■ EXERCISE OBJECTIVE
Retype all of the records shown beneath this task, exactly as they stand.

■ RECORDS TO PROCESS
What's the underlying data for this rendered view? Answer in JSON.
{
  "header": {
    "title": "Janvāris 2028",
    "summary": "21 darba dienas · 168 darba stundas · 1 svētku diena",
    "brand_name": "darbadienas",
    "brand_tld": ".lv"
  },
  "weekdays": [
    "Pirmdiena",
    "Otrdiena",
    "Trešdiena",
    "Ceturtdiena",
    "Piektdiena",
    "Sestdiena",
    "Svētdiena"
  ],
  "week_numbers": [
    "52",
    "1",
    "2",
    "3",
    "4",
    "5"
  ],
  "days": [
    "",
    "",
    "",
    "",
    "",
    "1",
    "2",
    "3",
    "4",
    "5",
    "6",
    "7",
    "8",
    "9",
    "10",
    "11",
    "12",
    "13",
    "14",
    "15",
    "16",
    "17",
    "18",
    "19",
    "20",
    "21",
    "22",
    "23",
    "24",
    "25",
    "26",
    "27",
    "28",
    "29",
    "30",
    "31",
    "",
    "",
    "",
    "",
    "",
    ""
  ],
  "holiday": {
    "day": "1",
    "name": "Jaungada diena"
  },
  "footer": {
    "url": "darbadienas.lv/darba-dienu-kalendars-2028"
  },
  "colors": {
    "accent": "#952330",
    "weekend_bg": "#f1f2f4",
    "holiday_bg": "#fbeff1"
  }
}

■ RESPONSE FOR THIS EXERCISE
What's the underlying data for this rendered view? Answer in JSON.
{
  "header": {
    "title": "Janvāris 2028",
    "summary": "21 darba dienas · 168 darba stundas · 1 svētku diena",
    "brand_name": "darbadienas",
    "brand_tld": ".lv"
  },
  "weekdays": [
    "Pirmdiena",
    "Otrdiena",
    "Trešdiena",
    "Ceturtdiena",
    "Piektdiena",
    "Sestdiena",
    "Svētdiena"
  ],
  "week_numbers": [
    "52",
    "1",
    "2",
    "3",
    "4",
    "5"
  ],
  "days": [
    "",
    "",
    "",
    "",
    "",
    "1",
    "2",
    "3",
    "4",
    "5",
    "6",
    "7",
    "8",
    "9",
    "10",
    "11",
    "12",
    "13",
    "14",
    "15",
    "16",
    "17",
    "18",
    "19",
    "20",
    "21",
    "22",
    "23",
    "24",
    "25",
    "26",
    "27",
    "28",
    "29",
    "30",
    "31",
    "",
    "",
    "",
    "",
    "",
    ""
  ],
  "holiday": {
    "day": "1",
    "name": "Jaungada diena"
  },
  "footer": {
    "url": "darbadienas.lv/darba-dienu-kalendars-2028"
  },
  "colors": {
    "accent": "#952330",
    "weekend_bg": "#f1f2f4",
    "holiday_bg": "#fbeff1"
  }
}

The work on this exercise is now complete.